Media has a critical role to play in ending abortion stigma. By framing messages in a stigmatising language, media are often perpetuating myths and stereotypes that can contribute to abortion stigma.
In June 2019, the High Court of Kenya declared the withdrawal of the Standards and Guidelines for Reducing Morbidity and Mortality from Unsafe abortion and the ban on safe abortion trainings for health care professionals as unconstitutional. This was a welcome move by many pro-choice advocates the world over. The celebration was short lived however, as the media reporting on the ruling was alarmist and driven more by the subjective views of individual reporters rather than the facts of the case. “Abortion remains Illegal in Kenya” read one headline. “Quandary over Abortion after Judge Gives Verdict” declared another. One newspaper ran a feature story where a woman was quoted saying: “After seven abortions, I had nightmares and could hear babies crying in my sleep”. Such news headlines are not only biased, but also provide grounds for abortion stigma to thrive.

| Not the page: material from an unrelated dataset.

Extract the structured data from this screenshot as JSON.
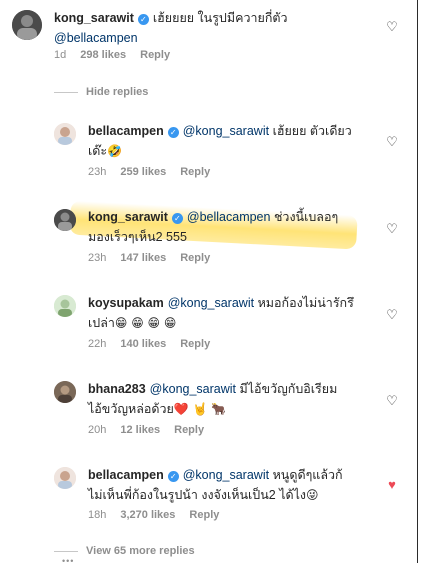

The Berkeley Media Studies Group observes that in many countries, media have a tendency to give biased reporting on abortion stories and treat abortion as a political rather than a health issue. In addition, they often use alarmist, sensationalist titles as //clickbait in order to drive traffic without thinking of the dehumanising consequences. This does not only perpetuate myths about abortion, it also makes factual information difficult to obtain – leading to increased cases of unsafe abortions and abortion stigma.
Abortion Stigma in The Digital Age
According to the FP2020 Catalysing Progress report, access to quality, timely and accurate information can go a long way in enabling women and girls to make informed choices about their bodies, including their sexual and reproductive health and rights (SRHR). We live in a digital era where information is mostly sourced from the internet, and websites like safe2choose, HowToUseAbortionPill and FindMyMethod are excellent resources for anybody looking for information on abortion.
The role of digital media in today’s society cannot be downplayed. Studies such as Youth Net’s Using Global Media to Reach Youth: The 2002 MTV Staying Alive Campaign show that many young people rely on digital platforms for information on their sexual reproductive health. The ability to anonymously access information and ask questions on “taboo subjects” makes digital platforms attractive to young people in many parts of the world. It is therefore important to ensure that these digital platforms have accurate, non-judgmental, and up-to-date information to help safeguard the youth
Ending Abortion Stigma Through Media
Digital platforms are great, but they come with a few limitations such as lack of connectivity and costs of buying mobile phones. For many, therefore, mainstream media is their channel and source of information on SRHR matters including abortion.
Mainstream media including print, broadcast and radio have the potential to shape society’s understanding and perceptions of abortion thereby reducing its stigma. It is essential for pro-choice advocates to work closely with reporters and support them in understanding the nuances of the subject, including the tone, wording, the requirement for privacy and how to avoid cultural and abortion stigma.
Participation by media personnel in trainings, conferences and meetings can help address some of the issues. In addition, pro-choice advocates should support journalists in accessing data – research studies or updates on policy amendments – that could help them broaden their understanding of the abortion issue and strengthen their evidence-based reporting. All media stakeholders have a part to play to ensure that coverage of abortion stories is objective and devoid of personal biases, and ideally, each story should be written from a three-sided view and in consultation with pro-choice advocates.
The media has the power to shape the perception of society on many issues. When it comes to abortion stigma, IPPF suggests that destigmatising abortion requires concerted efforts from digital media platforms, journalists and pro choice advocates. There is a clear and urgent need for these three groups to work together to ensure that women and girls have the right information to make informed choices.
You too can play a role in ending abortion stigma by sharing your story on our website. Visit our testimonial page to share your abortion story.